**Given information**
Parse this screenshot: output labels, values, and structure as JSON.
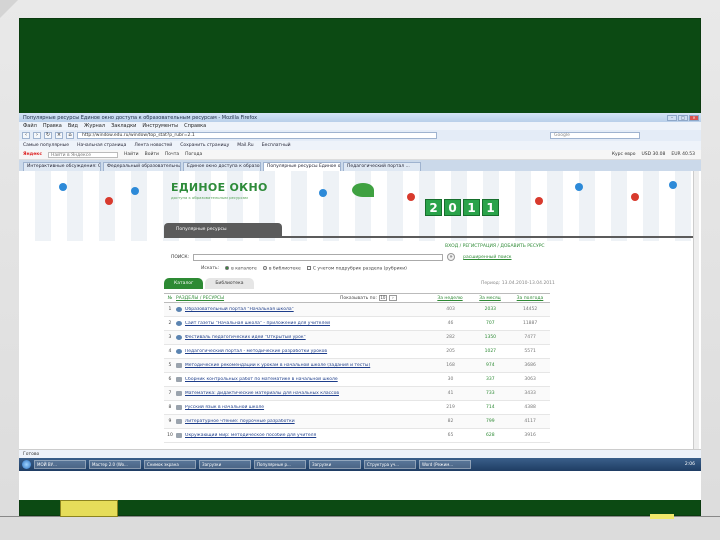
{
  "browser": {
    "title": "Популярные ресурсы Единое окно доступа к образовательным ресурсам - Mozilla Firefox",
    "menu": [
      "Файл",
      "Правка",
      "Вид",
      "Журнал",
      "Закладки",
      "Инструменты",
      "Справка"
    ],
    "url": "http://window.edu.ru/window/top_stat?p_rubr=2.1",
    "search_placeholder": "Google",
    "bookmarks": [
      "Самые популярные",
      "Начальная страница",
      "Лента новостей",
      "Сохранить страницу",
      "Mail.Ru",
      "Бесплатный"
    ],
    "toolbar": {
      "brand": "Яндекс",
      "input_placeholder": "Найти в Яндексе",
      "items": [
        "Найти",
        "Войти",
        "Почта",
        "Погода"
      ],
      "right": [
        "Курс евро",
        "USD 30.08",
        "EUR 40.53"
      ]
    },
    "tabs": [
      {
        "label": "Интерактивные обсуждения: Офи...",
        "active": false
      },
      {
        "label": "Федеральный образовательный...",
        "active": false
      },
      {
        "label": "Единое окно доступа к образоват...",
        "active": false
      },
      {
        "label": "Популярные ресурсы Единое окно...",
        "active": true
      },
      {
        "label": "Педагогический портал ...",
        "active": false
      }
    ],
    "status": "Готово"
  },
  "site": {
    "logo": "ЕДИНОЕ ОКНО",
    "logo_sub": "доступа к образовательным ресурсам",
    "year_digits": [
      "2",
      "0",
      "1",
      "1"
    ],
    "section_title": "Популярные ресурсы",
    "auth_links": "ВХОД / РЕГИСТРАЦИЯ / ДОБАВИТЬ РЕСУРС",
    "search_label": "ПОИСК:",
    "search_button": "»",
    "advanced_search": "расширенный поиск",
    "filters": [
      {
        "label": "Искать:",
        "type": "text"
      },
      {
        "label": "в каталоге",
        "type": "radio",
        "checked": true
      },
      {
        "label": "в библиотеке",
        "type": "radio",
        "checked": false
      },
      {
        "label": "С учетом подрубрик раздела (рубрики)",
        "type": "checkbox",
        "checked": false
      }
    ],
    "subtabs": [
      {
        "label": "Каталог",
        "active": true
      },
      {
        "label": "Библиотека",
        "active": false
      }
    ],
    "date_range": "Период: 13.04.2010-13.04.2011"
  },
  "table": {
    "headers": {
      "num": "№",
      "title": "РАЗДЕЛЫ / РЕСУРСЫ",
      "per_page": "Показывать по:",
      "per_page_value": "10",
      "col1": "За неделю",
      "col2": "За месяц",
      "col3": "За полгода"
    },
    "rows": [
      {
        "num": "1",
        "icon": "globe",
        "title": "Образовательный портал \"Начальная школа\"",
        "v1": "403",
        "v2": "2033",
        "v3": "14452"
      },
      {
        "num": "2",
        "icon": "globe",
        "title": "Сайт газеты \"Начальная школа\" - приложение для учителей",
        "v1": "46",
        "v2": "707",
        "v3": "11887"
      },
      {
        "num": "3",
        "icon": "globe",
        "title": "Фестиваль педагогических идей \"Открытый урок\"",
        "v1": "282",
        "v2": "1350",
        "v3": "7477"
      },
      {
        "num": "4",
        "icon": "globe",
        "title": "Педагогический портал - методические разработки уроков",
        "v1": "205",
        "v2": "1027",
        "v3": "5571"
      },
      {
        "num": "5",
        "icon": "doc",
        "title": "Методические рекомендации к урокам в начальной школе (задания и тесты)",
        "v1": "168",
        "v2": "974",
        "v3": "3686"
      },
      {
        "num": "6",
        "icon": "doc",
        "title": "Сборник контрольных работ по математике в начальной школе",
        "v1": "30",
        "v2": "337",
        "v3": "3063"
      },
      {
        "num": "7",
        "icon": "doc",
        "title": "Математика: дидактические материалы для начальных классов",
        "v1": "41",
        "v2": "733",
        "v3": "3433"
      },
      {
        "num": "8",
        "icon": "doc",
        "title": "Русский язык в начальной школе",
        "v1": "219",
        "v2": "714",
        "v3": "4388"
      },
      {
        "num": "9",
        "icon": "doc",
        "title": "Литературное чтение: поурочные разработки",
        "v1": "82",
        "v2": "799",
        "v3": "4117"
      },
      {
        "num": "10",
        "icon": "doc",
        "title": "Окружающий мир: методическое пособие для учителя",
        "v1": "65",
        "v2": "628",
        "v3": "3916"
      }
    ]
  },
  "taskbar": {
    "items": [
      "МОЙ ВУ...",
      "Мастер 2.0 (Wo...",
      "Снимок экрана",
      "Загрузки",
      "Популярные р...",
      "Загрузки",
      "Структура уч...",
      "Word (Режим..."
    ],
    "clock": "2:06"
  },
  "colors": {
    "board": "#0c4a13",
    "accent_green": "#2d8a34",
    "eraser": "#e6dd5a"
  }
}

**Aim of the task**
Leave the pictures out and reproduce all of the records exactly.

**Task solution**
Parse this screenshot: output labels, values, and structure as JSON.
{
  "browser": {
    "title": "Популярные ресурсы Единое окно доступа к образовательным ресурсам - Mozilla Firefox",
    "menu": [
      "Файл",
      "Правка",
      "Вид",
      "Журнал",
      "Закладки",
      "Инструменты",
      "Справка"
    ],
    "url": "http://window.edu.ru/window/top_stat?p_rubr=2.1",
    "search_placeholder": "Google",
    "bookmarks": [
      "Самые популярные",
      "Начальная страница",
      "Лента новостей",
      "Сохранить страницу",
      "Mail.Ru",
      "Бесплатный"
    ],
    "toolbar": {
      "brand": "Яндекс",
      "input_placeholder": "Найти в Яндексе",
      "items": [
        "Найти",
        "Войти",
        "Почта",
        "Погода"
      ],
      "right": [
        "Курс евро",
        "USD 30.08",
        "EUR 40.53"
      ]
    },
    "tabs": [
      {
        "label": "Интерактивные обсуждения: Офи...",
        "active": false
      },
      {
        "label": "Федеральный образовательный...",
        "active": false
      },
      {
        "label": "Единое окно доступа к образоват...",
        "active": false
      },
      {
        "label": "Популярные ресурсы Единое окно...",
        "active": true
      },
      {
        "label": "Педагогический портал ...",
        "active": false
      }
    ],
    "status": "Готово"
  },
  "site": {
    "logo": "ЕДИНОЕ ОКНО",
    "logo_sub": "доступа к образовательным ресурсам",
    "year_digits": [
      "2",
      "0",
      "1",
      "1"
    ],
    "section_title": "Популярные ресурсы",
    "auth_links": "ВХОД / РЕГИСТРАЦИЯ / ДОБАВИТЬ РЕСУРС",
    "search_label": "ПОИСК:",
    "search_button": "»",
    "advanced_search": "расширенный поиск",
    "filters": [
      {
        "label": "Искать:",
        "type": "text"
      },
      {
        "label": "в каталоге",
        "type": "radio",
        "checked": true
      },
      {
        "label": "в библиотеке",
        "type": "radio",
        "checked": false
      },
      {
        "label": "С учетом подрубрик раздела (рубрики)",
        "type": "checkbox",
        "checked": false
      }
    ],
    "subtabs": [
      {
        "label": "Каталог",
        "active": true
      },
      {
        "label": "Библиотека",
        "active": false
      }
    ],
    "date_range": "Период: 13.04.2010-13.04.2011"
  },
  "table": {
    "headers": {
      "num": "№",
      "title": "РАЗДЕЛЫ / РЕСУРСЫ",
      "per_page": "Показывать по:",
      "per_page_value": "10",
      "col1": "За неделю",
      "col2": "За месяц",
      "col3": "За полгода"
    },
    "rows": [
      {
        "num": "1",
        "icon": "globe",
        "title": "Образовательный портал \"Начальная школа\"",
        "v1": "403",
        "v2": "2033",
        "v3": "14452"
      },
      {
        "num": "2",
        "icon": "globe",
        "title": "Сайт газеты \"Начальная школа\" - приложение для учителей",
        "v1": "46",
        "v2": "707",
        "v3": "11887"
      },
      {
        "num": "3",
        "icon": "globe",
        "title": "Фестиваль педагогических идей \"Открытый урок\"",
        "v1": "282",
        "v2": "1350",
        "v3": "7477"
      },
      {
        "num": "4",
        "icon": "globe",
        "title": "Педагогический портал - методические разработки уроков",
        "v1": "205",
        "v2": "1027",
        "v3": "5571"
      },
      {
        "num": "5",
        "icon": "doc",
        "title": "Методические рекомендации к урокам в начальной школе (задания и тесты)",
        "v1": "168",
        "v2": "974",
        "v3": "3686"
      },
      {
        "num": "6",
        "icon": "doc",
        "title": "Сборник контрольных работ по математике в начальной школе",
        "v1": "30",
        "v2": "337",
        "v3": "3063"
      },
      {
        "num": "7",
        "icon": "doc",
        "title": "Математика: дидактические материалы для начальных классов",
        "v1": "41",
        "v2": "733",
        "v3": "3433"
      },
      {
        "num": "8",
        "icon": "doc",
        "title": "Русский язык в начальной школе",
        "v1": "219",
        "v2": "714",
        "v3": "4388"
      },
      {
        "num": "9",
        "icon": "doc",
        "title": "Литературное чтение: поурочные разработки",
        "v1": "82",
        "v2": "799",
        "v3": "4117"
      },
      {
        "num": "10",
        "icon": "doc",
        "title": "Окружающий мир: методическое пособие для учителя",
        "v1": "65",
        "v2": "628",
        "v3": "3916"
      }
    ]
  },
  "taskbar": {
    "items": [
      "МОЙ ВУ...",
      "Мастер 2.0 (Wo...",
      "Снимок экрана",
      "Загрузки",
      "Популярные р...",
      "Загрузки",
      "Структура уч...",
      "Word (Режим..."
    ],
    "clock": "2:06"
  },
  "colors": {
    "board": "#0c4a13",
    "accent_green": "#2d8a34",
    "eraser": "#e6dd5a"
  }
}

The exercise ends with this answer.